The movie teases having some actual color footage of real flying saucers taken by people who prove their credibility by droning on for hours about their selection of f-stops and speak of their secretaries as Miss Jenkins, while having other people talk about how reliable they are. It's teased that the film will be shown mid-film, as part of the information officer's inconclusive journey, but that's a rank tease. Maybe a frame of the ``real'' footage is shown mid-film. They do, though, show the films a couple of times over, including in slow motion, at the end, where they look like every bit of real flying saucer footage ever, a couple bright dots moving in the sky filmed on 16 mm at a weird f-stop. Surely this flock of birds is proof of extraterrestrial visitors!

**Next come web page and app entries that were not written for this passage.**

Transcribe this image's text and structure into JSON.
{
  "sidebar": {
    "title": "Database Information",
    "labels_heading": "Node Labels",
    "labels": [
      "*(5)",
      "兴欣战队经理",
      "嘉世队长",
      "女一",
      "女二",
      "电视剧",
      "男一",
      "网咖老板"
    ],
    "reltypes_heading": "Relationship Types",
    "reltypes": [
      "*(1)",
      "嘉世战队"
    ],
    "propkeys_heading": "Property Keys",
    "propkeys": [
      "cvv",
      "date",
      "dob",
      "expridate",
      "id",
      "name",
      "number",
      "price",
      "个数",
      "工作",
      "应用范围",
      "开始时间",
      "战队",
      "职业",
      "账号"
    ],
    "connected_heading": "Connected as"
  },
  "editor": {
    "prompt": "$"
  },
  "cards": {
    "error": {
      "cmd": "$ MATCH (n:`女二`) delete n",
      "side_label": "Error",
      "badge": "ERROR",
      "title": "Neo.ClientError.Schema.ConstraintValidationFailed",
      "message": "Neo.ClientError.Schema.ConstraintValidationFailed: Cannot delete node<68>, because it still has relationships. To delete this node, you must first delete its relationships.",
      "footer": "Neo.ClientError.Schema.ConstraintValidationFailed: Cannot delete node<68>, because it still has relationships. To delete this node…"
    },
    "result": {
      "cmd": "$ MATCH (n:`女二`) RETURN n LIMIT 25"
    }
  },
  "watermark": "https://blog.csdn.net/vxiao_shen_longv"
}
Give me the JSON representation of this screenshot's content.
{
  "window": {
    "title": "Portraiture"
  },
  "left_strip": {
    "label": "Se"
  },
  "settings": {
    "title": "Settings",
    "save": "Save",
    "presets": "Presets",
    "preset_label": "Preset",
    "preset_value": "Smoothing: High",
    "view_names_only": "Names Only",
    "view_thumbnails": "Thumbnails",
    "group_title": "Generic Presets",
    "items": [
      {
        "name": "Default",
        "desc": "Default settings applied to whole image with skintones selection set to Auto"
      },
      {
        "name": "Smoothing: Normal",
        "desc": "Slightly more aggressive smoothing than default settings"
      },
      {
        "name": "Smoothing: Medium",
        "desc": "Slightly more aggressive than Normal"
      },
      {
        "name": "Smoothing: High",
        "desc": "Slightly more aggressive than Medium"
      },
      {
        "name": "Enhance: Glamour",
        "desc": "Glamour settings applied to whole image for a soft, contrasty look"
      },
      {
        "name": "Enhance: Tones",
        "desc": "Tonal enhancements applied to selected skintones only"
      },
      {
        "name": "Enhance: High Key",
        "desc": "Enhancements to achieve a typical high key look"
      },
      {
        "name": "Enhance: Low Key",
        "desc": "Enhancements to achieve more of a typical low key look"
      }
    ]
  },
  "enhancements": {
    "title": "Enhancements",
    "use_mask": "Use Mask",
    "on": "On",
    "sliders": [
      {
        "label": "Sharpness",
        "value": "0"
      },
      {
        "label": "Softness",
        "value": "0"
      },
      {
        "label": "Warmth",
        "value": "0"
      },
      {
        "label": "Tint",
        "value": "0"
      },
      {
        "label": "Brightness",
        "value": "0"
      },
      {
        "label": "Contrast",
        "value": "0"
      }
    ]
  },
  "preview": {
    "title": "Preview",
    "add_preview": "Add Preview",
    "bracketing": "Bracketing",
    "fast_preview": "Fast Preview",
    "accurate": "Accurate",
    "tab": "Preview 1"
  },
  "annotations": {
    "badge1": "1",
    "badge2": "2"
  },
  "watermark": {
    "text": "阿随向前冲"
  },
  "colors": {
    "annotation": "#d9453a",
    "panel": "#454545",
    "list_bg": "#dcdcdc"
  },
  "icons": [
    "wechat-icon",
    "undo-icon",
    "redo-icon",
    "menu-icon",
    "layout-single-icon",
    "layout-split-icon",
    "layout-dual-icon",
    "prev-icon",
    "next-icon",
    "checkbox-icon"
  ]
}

Make no mistake. This is a weird artifact of a film. It's utterly nonsense, yet perfectly sincere; a documentary made up of reconstructions of things that didn't happen; even a branch of flying saucer belief that's been forgotten by the more exciting and sensational sides of things. The result is fascinating watching, and good stuff for that juvenile part of one that still checks the night sky for mysterious discs and accepts that it's just Venus all over again.
Trivia: Milan of Kroton, a wrestler, won an Olympic crown in 540 BCE as a boy, and then again in 532, 528, 524, 520, and 516 BCE. He competed in 512, but lost to his disciple, Timasitheos, who was 28 years old. (He also won seven titles at Delphi, 9 at Nemea, and ten at Isthmia.) Source: Encyclopedia of the Modern Olympic Movement, Editors John E Findling, Kimberly D Pelle.
Currently Reading: The Great Lakes Triangle, Jay Gourley. Piece of mid-70s mild crackpottery about how yeah, you think the Bermuda Triangle is something but how about all the ships and planes that vanish in or around the Great Lakes. Which could be fun, except that it's 180 pages of laborious introducing the captain or pilot and giving the measurements of the ship or plane, reporting its last known location, and then ``and it was never heard from again'', and some padding explaining that the crew was excellent and professional and the weather so fantastically clear that the fantastic clearness was still being spoken of decades later, and so on. Pass.